**Records supplied**
────────────────────────────────────────

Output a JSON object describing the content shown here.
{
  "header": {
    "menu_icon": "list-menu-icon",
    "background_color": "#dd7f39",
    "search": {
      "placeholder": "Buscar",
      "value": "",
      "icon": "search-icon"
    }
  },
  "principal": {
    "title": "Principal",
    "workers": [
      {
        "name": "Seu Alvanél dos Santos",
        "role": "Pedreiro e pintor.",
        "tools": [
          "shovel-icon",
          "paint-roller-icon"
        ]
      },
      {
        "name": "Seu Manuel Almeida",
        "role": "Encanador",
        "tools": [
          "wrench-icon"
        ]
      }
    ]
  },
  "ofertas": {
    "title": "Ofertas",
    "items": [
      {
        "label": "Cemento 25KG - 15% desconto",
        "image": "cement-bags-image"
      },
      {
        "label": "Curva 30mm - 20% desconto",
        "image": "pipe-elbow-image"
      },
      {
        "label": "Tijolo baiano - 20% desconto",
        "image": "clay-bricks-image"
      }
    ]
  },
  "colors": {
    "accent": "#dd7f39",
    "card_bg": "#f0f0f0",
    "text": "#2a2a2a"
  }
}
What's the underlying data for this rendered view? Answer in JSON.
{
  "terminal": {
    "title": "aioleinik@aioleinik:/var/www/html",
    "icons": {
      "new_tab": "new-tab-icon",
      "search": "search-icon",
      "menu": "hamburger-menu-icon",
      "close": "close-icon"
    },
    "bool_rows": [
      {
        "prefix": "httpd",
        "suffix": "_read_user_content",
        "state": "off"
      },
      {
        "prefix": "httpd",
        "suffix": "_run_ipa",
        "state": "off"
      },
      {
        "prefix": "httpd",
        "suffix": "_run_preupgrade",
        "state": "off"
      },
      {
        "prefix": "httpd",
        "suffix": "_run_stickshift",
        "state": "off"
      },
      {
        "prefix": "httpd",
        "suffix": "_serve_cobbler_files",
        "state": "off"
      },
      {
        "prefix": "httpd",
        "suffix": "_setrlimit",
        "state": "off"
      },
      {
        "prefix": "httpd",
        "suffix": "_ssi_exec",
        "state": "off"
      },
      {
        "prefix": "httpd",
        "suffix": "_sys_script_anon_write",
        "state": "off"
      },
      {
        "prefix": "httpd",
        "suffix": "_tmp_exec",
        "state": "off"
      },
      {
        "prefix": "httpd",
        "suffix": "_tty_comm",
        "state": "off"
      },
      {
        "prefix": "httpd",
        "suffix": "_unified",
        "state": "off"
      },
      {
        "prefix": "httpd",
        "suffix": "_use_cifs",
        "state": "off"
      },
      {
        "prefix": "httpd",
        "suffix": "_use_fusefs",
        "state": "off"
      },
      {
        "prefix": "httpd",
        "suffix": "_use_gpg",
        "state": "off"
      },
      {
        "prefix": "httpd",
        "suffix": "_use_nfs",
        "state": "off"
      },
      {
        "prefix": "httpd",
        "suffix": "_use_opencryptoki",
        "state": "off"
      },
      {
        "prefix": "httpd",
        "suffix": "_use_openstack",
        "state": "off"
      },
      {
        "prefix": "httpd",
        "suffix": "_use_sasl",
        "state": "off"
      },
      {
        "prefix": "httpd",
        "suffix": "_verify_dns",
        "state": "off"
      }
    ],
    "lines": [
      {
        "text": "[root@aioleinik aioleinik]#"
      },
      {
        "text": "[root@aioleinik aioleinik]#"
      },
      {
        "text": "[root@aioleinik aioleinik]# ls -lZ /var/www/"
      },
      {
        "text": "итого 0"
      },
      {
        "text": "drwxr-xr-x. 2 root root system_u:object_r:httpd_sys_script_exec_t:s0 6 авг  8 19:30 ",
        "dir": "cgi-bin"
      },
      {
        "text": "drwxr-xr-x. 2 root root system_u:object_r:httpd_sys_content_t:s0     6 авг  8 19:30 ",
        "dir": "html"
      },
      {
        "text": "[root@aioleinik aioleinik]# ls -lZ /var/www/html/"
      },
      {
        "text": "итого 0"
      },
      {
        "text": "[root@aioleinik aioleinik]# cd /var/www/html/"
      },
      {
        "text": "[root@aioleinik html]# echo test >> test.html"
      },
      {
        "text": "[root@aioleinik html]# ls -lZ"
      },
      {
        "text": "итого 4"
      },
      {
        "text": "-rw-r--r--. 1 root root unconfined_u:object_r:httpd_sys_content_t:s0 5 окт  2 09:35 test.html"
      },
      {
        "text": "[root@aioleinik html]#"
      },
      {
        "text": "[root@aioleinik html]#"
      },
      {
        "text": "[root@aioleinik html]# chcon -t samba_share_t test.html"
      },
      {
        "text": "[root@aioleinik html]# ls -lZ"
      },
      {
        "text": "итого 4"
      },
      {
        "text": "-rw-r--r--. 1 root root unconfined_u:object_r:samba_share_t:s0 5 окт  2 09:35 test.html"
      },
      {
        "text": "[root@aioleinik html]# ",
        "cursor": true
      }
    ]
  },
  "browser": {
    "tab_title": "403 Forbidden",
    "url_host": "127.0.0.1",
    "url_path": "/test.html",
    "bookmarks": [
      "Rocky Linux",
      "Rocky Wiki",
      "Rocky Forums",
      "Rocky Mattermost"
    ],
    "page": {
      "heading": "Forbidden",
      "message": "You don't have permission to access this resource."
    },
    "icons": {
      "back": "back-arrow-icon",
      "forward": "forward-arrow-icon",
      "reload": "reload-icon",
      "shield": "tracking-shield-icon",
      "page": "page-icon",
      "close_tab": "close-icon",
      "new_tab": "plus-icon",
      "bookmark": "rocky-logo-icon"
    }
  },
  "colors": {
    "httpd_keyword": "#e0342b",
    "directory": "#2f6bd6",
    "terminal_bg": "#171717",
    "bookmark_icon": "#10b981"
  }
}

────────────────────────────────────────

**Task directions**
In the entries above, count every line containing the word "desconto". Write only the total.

**Reply to the task**
3